Fearless is nothing if not relentless in this countdown of the Washington Capitals and their place in the periodic table of the elements. He is rewarded with a look at one of the strongest of elements…
While common on earth, iron is often produced in stellar furnaces, a process that involves fusion in high-mass stars. The process is intensely “exothermic” (releasing energy, usually heat, from the system) It makes iron one of the most abundant elements in all the universe. In its pure form iron is a reactive element in the presence of oxygen or water, often forming the class of compounds known as iron oxides, which take on a red color.
Iron has been found in objects dating back at least 5,000 years. References to it can be found in both the Old and New Testament of the Bible. In ancient times it was often used for weaponry, having the advantages of durability (even with its propensity to rust) and strength superior to that of bronze.
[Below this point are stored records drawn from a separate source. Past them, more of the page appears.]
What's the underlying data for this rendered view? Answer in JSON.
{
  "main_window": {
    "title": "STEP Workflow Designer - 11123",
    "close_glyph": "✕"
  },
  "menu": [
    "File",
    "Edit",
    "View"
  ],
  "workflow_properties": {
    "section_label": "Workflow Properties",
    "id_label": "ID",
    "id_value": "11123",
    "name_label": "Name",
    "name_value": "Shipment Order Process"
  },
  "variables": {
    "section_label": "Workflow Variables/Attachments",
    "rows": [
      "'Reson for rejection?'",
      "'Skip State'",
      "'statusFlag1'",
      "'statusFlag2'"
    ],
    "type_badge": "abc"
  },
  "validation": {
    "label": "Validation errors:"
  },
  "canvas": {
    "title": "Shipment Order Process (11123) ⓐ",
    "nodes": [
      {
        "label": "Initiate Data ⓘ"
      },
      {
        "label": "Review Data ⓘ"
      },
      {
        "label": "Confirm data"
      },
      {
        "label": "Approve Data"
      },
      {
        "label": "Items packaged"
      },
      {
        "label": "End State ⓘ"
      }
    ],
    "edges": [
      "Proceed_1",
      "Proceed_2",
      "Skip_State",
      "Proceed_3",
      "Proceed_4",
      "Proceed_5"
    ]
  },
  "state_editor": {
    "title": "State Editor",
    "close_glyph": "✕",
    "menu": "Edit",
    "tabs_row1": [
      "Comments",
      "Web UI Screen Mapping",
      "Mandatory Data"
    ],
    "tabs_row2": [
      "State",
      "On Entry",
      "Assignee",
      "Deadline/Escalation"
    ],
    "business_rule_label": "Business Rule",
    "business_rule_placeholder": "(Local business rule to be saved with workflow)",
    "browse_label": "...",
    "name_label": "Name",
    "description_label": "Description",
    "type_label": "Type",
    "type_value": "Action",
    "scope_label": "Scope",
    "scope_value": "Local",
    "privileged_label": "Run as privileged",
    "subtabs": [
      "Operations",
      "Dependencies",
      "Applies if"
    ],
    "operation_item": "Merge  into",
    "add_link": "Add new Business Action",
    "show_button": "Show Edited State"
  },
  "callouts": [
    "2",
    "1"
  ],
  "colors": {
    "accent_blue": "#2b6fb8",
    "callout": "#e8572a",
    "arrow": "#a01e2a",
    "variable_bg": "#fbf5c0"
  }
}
As time passed, processes to produce iron were discovered and refined. With those refinements came an expansion of its applications, from warfare to agriculture, architecture, and infrastructure. Processes were developed to remove impurities from iron, then alloying it with other metals (nickel or chromium, for example). This substance – steel – was more malleable than iron, more versatile, more durable. Adding carbon to iron to produce a form of steel makes the resulting substance harder, stronger, and more durable, especially well-suited for tools and machinery. Iron also can be found in some fungicides, pigments, and abrasives. One might make a case that it is the cheapest, yet most useful of metals.
Iron is a ubiquitous and essential element in biology. It gives blood its red color with its presence in hemoglobin. It is present in some enzymes that are involved in fixing nitrogen, a process that makes nitrogen more reactive than in its more common, gaseous diatomic state. It can be found in some proteins. In the physical world it can be found in a molten state in the earth’s core.
Iron, as you can see, is quite literally essential to the life blood of the body. It is strong and durable, especially when in the presence of other elements. It is tempered in the heat of stars; it is reactive in air and water. Over time it has seen its applications grow in importance and variety. It might bring to mind a young, feisty, sturdy goaltender who has played in at least 50 games in each of the last seven seasons (including playoffs), save for the abbreviated 2013 season. Even in that instance he played in 43 of the team’s 55 games.
Iron… the “Braden Holtby” of elements of the periodic table.